» **Material supplied**:
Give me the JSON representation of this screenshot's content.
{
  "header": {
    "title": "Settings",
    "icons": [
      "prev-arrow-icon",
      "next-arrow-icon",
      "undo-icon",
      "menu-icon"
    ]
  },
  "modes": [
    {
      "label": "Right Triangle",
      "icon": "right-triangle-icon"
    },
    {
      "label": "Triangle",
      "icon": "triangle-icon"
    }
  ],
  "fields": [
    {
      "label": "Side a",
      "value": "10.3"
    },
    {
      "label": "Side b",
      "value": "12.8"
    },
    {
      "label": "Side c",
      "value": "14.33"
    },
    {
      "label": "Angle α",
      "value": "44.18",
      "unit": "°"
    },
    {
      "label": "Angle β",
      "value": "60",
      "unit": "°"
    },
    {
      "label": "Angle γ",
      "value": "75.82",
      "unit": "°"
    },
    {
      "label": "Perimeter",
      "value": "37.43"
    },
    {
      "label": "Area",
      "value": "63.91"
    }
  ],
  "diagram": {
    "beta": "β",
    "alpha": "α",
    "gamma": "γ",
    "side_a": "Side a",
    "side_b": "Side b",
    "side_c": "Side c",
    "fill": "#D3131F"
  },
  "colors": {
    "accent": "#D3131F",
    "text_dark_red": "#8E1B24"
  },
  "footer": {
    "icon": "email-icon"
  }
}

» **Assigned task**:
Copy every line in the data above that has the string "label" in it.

» **Response area**:
      "label": "Right Triangle",
      "label": "Triangle",
      "label": "Side a",
      "label": "Side b",
      "label": "Side c",
      "label": "Angle α",
      "label": "Angle β",
      "label": "Angle γ",
      "label": "Perimeter",
      "label": "Area",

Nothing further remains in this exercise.